4.) I noticed only three drives have breeched the Stanford red zone to date. A.) Is that because they played Army and UC-Davis, meaning two of the four foes faced had no chance? and B.) Who cares!? That's remarkable. Is the defense as good as they seem early? What makes this Stanford defense stand out, and is it similar to the units that have qualified for four straight BCS Bowls?
MD: This is no fluke. Like Notre Dame counterpart Brian VanGorder, new defensive coordinator Lance Anderson leads a surprisingly devastating group. They pitched two shutouts against inferior competition. They allowed one touchdown against USC. They hit the road in one of the toughest home atmospheres in the country (Husky Stadium in Seattle) and allowed only 98 yards passing. The defense has compiled 138 negative yards in tackles-for-loss.
I see similarities in how opposing offenses react: Quarterbacks dancing around the pocket with happy feet, receivers extending alligator arms to poorly thrown passes. Kalambayi resembled a young Shayne Skov last week, and his three sacks were indeed the most by a Stanford player since Skov in 2011. I expect corners Alex Carter and Wayne Lyons to have their hands full Saturday against Notre Dame’s lanky and fast receivers, but there are no obvious weaknesses yet in this defense.
5.) David Shaw has not hidden his distaste for the Notre Dame program. Is the feeling mutual throughout the Cardinal fan base? Is that the case toward Stanford's other rivals (USC, Oregon, obviously Cal?) In other words, is there just a collective chip on the Cardinal shoulder after being down for so long and now always in contention? Or does Notre Dame now hold a special place with the Cardinal rising up and actually being the better program of the two over the last five seasons?
MD: Good questions, though I’ve never heard Shaw say anything disparaging about Notre Dame. Before I go into my observations about Stanford’s relationship with the Irish, I will say the schools you mention do arouse serious emotions from those The Farm. Most Cardinal fans would describe their counterparts as follows:
-- Oregon: Lightweights who think college football history began in 1994.
-- Cal: Wannabe working class heroes with a serious mean streak (best typified by NFL Network’s Mike Silver). “Kal” is the term coined by The Bootleg years ago
-- USC, aka “U$C”: Arrogant snobs of the highest order.
There’s no downplaying Notre Dame’s mark on college football. How a small, Catholic school in Indiana boasts such a rabid fan following and storied tradition is remarkable. It’s one thing for the college football establishment to reward this influence with undeserved BCS bids (as in a Fiesta Bowl berth over Oregon in 2005). When it comes to this series with Notre Dame, Stanford catered so much to the Irish to the point of selling out.

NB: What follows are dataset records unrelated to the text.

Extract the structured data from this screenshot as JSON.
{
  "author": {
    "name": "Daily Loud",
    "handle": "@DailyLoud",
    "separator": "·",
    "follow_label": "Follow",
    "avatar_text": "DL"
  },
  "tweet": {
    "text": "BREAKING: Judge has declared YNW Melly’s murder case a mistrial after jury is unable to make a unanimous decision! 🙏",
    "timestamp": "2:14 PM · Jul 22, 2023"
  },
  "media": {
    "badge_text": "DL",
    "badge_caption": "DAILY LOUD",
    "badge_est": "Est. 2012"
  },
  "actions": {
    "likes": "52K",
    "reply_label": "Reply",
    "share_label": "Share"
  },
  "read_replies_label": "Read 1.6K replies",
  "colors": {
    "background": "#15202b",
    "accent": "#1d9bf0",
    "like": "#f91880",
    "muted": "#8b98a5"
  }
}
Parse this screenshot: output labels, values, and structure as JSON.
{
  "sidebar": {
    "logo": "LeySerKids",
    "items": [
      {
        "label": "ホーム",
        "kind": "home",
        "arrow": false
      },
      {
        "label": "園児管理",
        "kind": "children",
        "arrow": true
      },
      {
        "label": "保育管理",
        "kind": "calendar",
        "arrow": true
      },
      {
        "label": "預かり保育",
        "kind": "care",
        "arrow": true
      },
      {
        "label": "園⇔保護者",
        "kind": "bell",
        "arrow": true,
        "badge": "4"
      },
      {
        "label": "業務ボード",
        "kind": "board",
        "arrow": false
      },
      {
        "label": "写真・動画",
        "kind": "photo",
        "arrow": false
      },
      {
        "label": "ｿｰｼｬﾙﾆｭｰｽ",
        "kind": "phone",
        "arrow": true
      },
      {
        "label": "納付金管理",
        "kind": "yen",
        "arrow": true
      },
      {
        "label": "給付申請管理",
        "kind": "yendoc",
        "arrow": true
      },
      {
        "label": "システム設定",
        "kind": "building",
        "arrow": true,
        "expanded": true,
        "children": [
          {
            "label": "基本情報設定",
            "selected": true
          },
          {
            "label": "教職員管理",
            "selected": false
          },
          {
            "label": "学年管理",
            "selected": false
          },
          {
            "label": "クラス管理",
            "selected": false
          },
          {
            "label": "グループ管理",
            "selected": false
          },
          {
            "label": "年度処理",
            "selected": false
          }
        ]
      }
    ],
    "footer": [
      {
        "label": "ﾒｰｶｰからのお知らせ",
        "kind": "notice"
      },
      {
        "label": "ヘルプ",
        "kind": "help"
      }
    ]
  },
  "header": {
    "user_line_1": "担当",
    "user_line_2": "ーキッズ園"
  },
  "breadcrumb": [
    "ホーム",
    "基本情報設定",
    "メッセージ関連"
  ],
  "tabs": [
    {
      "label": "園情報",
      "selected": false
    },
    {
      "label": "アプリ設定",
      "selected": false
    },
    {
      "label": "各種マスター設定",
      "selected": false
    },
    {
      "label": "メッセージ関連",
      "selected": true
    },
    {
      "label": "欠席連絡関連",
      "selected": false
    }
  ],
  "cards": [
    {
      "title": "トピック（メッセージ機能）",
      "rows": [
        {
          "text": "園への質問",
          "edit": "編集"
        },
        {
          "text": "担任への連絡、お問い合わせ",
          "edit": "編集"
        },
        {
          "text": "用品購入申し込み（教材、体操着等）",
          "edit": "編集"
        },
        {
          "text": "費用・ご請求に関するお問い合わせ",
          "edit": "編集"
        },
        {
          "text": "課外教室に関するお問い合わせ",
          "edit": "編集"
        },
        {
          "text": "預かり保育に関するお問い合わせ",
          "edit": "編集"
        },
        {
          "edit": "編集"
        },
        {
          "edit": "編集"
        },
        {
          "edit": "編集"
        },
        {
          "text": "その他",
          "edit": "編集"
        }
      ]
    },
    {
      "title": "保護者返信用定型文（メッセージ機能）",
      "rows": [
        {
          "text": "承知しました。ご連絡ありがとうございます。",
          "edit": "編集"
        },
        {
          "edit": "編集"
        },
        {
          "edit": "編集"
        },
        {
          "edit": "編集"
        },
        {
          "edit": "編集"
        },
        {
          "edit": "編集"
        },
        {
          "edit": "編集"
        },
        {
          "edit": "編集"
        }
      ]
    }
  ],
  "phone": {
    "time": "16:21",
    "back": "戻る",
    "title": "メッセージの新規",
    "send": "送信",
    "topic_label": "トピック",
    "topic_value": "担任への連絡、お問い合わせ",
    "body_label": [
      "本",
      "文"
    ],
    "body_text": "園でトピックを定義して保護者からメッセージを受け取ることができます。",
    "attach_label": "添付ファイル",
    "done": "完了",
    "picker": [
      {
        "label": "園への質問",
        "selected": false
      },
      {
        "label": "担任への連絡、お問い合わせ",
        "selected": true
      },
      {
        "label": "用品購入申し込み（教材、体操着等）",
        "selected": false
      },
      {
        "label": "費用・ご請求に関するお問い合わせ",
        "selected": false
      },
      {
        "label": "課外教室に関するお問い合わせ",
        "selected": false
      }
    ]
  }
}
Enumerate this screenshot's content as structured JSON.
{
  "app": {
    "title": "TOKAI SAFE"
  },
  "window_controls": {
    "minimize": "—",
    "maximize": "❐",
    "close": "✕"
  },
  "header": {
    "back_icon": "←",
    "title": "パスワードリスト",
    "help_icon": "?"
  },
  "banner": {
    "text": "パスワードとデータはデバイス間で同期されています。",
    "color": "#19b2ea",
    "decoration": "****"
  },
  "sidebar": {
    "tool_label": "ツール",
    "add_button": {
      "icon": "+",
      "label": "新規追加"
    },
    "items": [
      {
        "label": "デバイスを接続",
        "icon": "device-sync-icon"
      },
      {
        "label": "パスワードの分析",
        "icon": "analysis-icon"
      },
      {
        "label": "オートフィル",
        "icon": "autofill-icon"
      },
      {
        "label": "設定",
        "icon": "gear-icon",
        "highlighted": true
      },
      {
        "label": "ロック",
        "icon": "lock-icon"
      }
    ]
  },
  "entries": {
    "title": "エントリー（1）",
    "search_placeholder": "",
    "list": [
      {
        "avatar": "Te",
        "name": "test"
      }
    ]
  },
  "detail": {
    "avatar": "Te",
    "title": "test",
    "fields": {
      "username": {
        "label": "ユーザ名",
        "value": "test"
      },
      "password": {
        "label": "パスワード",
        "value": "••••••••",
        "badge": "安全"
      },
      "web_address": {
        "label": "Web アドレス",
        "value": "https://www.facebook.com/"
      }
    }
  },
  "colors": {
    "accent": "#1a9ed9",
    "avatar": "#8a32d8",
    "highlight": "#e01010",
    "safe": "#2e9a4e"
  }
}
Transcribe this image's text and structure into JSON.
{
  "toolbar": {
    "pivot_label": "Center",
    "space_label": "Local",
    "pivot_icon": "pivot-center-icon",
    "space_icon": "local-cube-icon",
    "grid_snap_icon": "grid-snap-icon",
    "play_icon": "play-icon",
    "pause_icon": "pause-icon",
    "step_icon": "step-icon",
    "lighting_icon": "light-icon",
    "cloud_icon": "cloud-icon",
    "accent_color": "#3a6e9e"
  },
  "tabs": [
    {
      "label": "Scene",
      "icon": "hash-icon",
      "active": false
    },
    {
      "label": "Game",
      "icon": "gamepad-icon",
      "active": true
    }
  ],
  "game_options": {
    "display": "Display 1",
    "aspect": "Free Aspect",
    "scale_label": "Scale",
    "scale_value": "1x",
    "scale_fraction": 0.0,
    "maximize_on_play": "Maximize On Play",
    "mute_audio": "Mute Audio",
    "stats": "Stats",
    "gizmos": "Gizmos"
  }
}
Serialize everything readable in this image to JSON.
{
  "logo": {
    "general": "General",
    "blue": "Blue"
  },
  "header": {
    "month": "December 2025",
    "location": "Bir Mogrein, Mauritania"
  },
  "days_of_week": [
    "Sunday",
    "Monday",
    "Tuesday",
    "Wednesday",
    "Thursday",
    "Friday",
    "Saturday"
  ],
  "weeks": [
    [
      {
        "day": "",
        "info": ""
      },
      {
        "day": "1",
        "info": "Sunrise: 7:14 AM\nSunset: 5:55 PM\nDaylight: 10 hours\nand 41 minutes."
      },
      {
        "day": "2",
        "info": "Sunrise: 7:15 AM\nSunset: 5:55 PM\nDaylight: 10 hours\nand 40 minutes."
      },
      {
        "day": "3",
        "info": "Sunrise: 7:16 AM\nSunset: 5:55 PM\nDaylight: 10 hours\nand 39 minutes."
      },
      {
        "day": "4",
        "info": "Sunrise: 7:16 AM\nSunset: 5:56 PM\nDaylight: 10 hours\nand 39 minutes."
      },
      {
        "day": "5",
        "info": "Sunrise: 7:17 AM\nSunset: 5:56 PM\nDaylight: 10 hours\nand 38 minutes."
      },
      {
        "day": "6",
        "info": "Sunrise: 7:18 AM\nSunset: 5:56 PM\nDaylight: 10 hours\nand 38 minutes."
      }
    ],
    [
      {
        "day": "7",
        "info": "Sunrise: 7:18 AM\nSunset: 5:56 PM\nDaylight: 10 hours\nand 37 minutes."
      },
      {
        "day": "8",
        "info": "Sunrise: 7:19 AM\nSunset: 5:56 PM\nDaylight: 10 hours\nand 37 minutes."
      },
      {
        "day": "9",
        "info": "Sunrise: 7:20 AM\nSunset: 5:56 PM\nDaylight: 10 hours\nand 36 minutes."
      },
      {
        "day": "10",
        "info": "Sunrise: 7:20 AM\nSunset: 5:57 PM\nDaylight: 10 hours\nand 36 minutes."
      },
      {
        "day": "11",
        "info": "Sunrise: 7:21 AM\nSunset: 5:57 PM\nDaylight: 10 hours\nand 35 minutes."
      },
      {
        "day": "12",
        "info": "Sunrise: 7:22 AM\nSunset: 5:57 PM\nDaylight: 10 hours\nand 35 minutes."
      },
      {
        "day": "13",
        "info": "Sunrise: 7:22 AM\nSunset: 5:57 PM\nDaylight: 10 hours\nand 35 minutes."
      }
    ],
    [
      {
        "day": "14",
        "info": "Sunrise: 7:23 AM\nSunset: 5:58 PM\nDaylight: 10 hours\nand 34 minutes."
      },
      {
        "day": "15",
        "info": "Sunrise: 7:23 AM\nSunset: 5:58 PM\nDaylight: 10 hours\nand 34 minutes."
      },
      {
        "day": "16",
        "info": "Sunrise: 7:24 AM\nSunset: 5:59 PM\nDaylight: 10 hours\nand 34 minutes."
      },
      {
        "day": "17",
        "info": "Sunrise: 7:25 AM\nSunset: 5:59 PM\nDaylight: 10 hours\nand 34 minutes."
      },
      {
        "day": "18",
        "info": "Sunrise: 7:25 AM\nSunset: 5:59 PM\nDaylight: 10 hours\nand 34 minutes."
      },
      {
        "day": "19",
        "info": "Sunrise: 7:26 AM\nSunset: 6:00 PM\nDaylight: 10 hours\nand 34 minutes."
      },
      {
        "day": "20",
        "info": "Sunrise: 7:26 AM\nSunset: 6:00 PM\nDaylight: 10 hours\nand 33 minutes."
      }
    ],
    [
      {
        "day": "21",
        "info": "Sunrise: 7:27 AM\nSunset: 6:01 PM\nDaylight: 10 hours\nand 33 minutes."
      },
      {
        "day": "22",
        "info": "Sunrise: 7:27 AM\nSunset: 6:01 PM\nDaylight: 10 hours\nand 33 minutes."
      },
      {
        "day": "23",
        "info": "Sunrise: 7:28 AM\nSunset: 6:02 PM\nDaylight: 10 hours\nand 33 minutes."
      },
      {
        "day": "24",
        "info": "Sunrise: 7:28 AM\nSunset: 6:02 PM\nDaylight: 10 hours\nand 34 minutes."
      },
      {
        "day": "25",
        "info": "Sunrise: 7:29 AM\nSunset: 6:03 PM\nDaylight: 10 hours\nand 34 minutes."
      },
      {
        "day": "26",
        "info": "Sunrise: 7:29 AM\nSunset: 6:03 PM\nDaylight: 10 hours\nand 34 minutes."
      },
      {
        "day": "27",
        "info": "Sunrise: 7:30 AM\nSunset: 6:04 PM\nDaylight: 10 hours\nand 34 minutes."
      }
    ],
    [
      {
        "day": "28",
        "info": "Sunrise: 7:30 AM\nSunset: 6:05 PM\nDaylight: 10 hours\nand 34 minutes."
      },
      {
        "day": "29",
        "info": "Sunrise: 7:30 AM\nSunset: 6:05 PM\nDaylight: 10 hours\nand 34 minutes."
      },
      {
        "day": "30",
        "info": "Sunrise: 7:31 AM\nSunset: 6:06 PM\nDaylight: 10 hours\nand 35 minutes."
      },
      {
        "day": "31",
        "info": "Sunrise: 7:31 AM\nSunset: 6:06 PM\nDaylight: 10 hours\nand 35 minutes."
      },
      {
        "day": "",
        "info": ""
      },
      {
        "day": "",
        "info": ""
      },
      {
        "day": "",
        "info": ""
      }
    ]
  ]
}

The Thanksgiving weekend tilt becomes one less home game with the students in session, all the while Notre Dame coaches earn an extended stay in California to court recruits. Subway alumni have an excuse to flock here for a long weekend. Instances like the 1:26 mark of this video, or Brady Quinn’s 4-0 record against Stanford make all that hard for Cardinal fans to swallow. Stanford was much better off with the 1989-1997 format, hosting a game under sunny October skies and with students on campus. What makes the present day so intriguing is that the two schools are rivals, competing for the same recruits and a place in the Top 10.